The world of booksellers and bookstores is more perilous and has shrunk smaller than where it was ten years ago. One of the reasons is of course the Internet and that people can buy more stuff off the web than in 1999. And then you also have big giant chain stores coming into neighborhoods and closing down two or three other places in the same zip code. Which isn’t to say that all big stores are bad. Even some of the chains can serve a good purpose when they serve a community that was lacking in the past. But independent bookstores are usually staffed by more knowledgeable and enthusiastic readers and book geeks of all stripes. It’s kind of peculiar that the world of big publishing is shrinking and people are being laid off everywhere but there are all these small presses popping up every month and releasing really engaging books. Because of that, I think independent bookstores can have a resurgence, but they have to support these new small presses more so that we can all grow together. One great example is a new place in Seattle called Pilot Books.
Is it totally deluded to think the paper book will never die out altogether? How do you feel about e-books and online content?

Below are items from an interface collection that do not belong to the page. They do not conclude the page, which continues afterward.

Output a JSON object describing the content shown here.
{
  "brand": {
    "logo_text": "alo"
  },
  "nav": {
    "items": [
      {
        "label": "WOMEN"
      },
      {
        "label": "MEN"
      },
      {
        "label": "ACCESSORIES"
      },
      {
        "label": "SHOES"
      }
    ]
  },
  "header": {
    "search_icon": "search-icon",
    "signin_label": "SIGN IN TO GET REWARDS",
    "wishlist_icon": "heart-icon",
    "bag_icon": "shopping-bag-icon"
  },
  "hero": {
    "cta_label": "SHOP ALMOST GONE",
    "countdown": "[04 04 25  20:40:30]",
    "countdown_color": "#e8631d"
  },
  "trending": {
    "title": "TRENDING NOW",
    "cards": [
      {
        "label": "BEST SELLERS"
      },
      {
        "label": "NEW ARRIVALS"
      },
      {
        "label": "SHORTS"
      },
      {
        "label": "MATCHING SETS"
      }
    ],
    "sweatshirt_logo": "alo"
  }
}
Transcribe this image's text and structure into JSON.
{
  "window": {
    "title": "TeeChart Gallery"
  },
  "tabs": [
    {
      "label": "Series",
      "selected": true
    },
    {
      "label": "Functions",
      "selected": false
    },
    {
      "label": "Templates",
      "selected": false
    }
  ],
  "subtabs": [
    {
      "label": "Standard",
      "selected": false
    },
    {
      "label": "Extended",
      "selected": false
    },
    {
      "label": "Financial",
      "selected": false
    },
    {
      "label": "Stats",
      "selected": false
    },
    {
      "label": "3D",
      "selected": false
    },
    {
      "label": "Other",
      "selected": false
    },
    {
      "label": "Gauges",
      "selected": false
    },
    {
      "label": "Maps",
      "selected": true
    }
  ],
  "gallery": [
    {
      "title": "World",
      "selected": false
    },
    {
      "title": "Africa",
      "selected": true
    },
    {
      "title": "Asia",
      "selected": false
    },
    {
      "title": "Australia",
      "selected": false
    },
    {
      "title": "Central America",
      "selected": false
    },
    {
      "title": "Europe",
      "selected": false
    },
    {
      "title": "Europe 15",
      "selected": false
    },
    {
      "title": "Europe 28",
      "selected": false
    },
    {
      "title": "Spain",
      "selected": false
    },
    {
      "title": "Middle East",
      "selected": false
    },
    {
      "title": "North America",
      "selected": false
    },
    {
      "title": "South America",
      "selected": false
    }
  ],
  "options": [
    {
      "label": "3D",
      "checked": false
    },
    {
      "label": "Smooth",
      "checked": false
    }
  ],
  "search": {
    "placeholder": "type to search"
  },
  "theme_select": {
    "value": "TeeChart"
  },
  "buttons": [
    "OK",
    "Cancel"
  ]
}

I think it’s pretty dumb to really think that paper books will ever die. Even if we run out of trees and have to start hiring underground rebels to print things on some weird corn-cotton hybrid paper, they will stay alive. I like E-books and online content too though. It depends on the type of book. If it’s fairly short I don’t mind reading an e-book or a story on-line. I can’t imagine reading anything longer than 10,000 words in one sitting off a computer though. When it comes to books vs screens, I prefer books, but there’s still a range of quality. A website can be just as boring or painful as a badly produced book. A really cool website can be just as thrilling as a fancy book from McSweeney’s or Chronicle.
What are a few books you've read lately that you've been pleased by?
My favorite book this year so far is Everything Ravaged, Everything Burned by Wells Tower. It’s just a masterful and greatly entertaining collection of stories. Also, The Alcoholic , a graphic novel by Jonathan Ames (illustrated by Dean Haspiel) was super good. Hold on—let me consult my Goodreads page. Oh, yeah—these were also great “5-star” reads for me this year: The Girl with Brown Fur by Stacey Levine, The Cradle by Patrick Sommerville, Some Things That Meant the World to Me by Joshua Mohr, Ablutions by Patrick DeWitt, and The Adderall Diaries by Stephen Elliott. And of course, there are the books I’ve published, like Chelsea Martin’s Everything Was Fine Until Whatever and the newest release, Put Your Head In My Lap by Claudia Smith.
What's most exciting to you about working in the indie world, and having your own publishing company?
I am enormously lucky to be where I’m at now. I’ve been publishing for almost twenty years now and working at Powell’s for twelve years. I feel like I’m able to keep my fingers on the pulse of things pretty easily. And when you’ve been doing this stuff for as long as I have, you develop great relationships as well—not just with writers and publishers, but with readers and fans. One of the biggest thrills for me, always, is releasing a book by someone who is getting better and better as a writer. I love feeling like I’m helping these authors get more readers, more respect, and more recognition—that I might be their stepping stone to something bigger.In January, I even get to graduate to the big press world for a while—Harper Perennial is publishing my memoir, A Common Pornography , and I even get to do a big tour and see my name in ads and stuff like that. It’s pretty crazy. You might think that some of the hardcore Indie-or-Die kind of folks would think I’ve sold out or something, but I haven’t detected any of that weirdness at all. Everyone has been really happy for me. And I’m still going to be stapling chapbooks in my kitchen for the next several years.